Schelling started his presentation by characterizing the climate change issue as a bargaining between developed countries, leaving the developing countries with a limited role. Yet it is the developing countries that are truly vulnerable to the effects of climate change, he said. This is largely because in developing countries so many people live on agriculture. Additionally, Schelling explained, this is where the bulk of the population resides, and will increasingly reside in the next few decades. Other reasons for developing countries’ vulnerability that Schelling cited included weaker health care systems and less access to crucial nutrients, clean water, and sewage systems. Additionally, he pointed out that as climates become warmer, vectors that carry pathogens (mosquitoes, flies) become more numerous and also more virulent. These will all be key factors in offsetting the effects of climate change, Schelling said, and as such the best defense of developing countries against climate change will be their own development. This will allow them to become less dependent on agriculture and become sufficiently wealthy to afford a decent public health infra-structure.
Schelling stated that in his judgment there is no uncertainty that the greenhouse effect has contributed to climate change, and that this will become an increasingly important issue. The uncertainty, he said, is about how much warming results from a given increase in greenhouse gases, in addition to how the warming will influence different climates. While much emphasis is placed on the rise in temperature itself, it is the climactic effects such as changes in rainfall, evaporation and prevalence of snow which heavily affects agriculture (and hence people) in many areas of the world. Schelling stated that despite the dramatic increase in funding for climate change research over the past decades, much still remains to be discovered. Schelling also stressed the dire need for more research and development of new forms of energy. He also highlighted the potential of geo-engineering, despite complications of cost and need for further research.

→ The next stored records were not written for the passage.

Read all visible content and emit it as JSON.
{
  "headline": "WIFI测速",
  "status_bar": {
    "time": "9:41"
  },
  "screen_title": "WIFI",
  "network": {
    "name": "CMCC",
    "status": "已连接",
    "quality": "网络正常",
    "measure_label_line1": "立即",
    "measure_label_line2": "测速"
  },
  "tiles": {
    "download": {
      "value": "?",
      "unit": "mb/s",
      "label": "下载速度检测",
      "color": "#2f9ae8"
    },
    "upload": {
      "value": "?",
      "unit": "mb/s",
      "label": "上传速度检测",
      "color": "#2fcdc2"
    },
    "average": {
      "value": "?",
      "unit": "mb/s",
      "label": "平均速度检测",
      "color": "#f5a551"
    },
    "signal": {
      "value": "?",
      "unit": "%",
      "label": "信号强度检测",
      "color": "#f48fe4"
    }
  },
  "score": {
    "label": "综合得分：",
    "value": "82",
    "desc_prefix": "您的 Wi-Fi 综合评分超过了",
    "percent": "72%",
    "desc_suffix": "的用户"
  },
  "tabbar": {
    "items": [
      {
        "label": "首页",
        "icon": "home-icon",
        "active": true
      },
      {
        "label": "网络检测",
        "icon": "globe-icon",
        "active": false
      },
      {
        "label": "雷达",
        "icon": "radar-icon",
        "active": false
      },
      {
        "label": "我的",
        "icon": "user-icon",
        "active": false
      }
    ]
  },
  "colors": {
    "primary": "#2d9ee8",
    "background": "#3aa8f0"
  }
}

Schelling explained that despite the overwhelming evidence of the effects of climate change, there are still many distinguished people in the United States who believe that climate change is not real. Industrial countries in general have not displayed a serious interest in greenhouse emissions, he said. Schelling stated that because the leading industrial country has barely acknowledged the problem, there must be less pressure on the developing countries to address the issue. Developing countries are, in the short run, less capable of dealing with the effects of climate change because of their lack of development. Hence there must not be a huge demand on their part to seriously curtail their development by allocating too many resources to the issue of greenhouse gas emissions, especially if countries who can afford to do so are not leading by example.
Another talk by Schelling on Rational Choice Theory
Nobel laureate Thomas Schelling's little-known role in the Vietnam War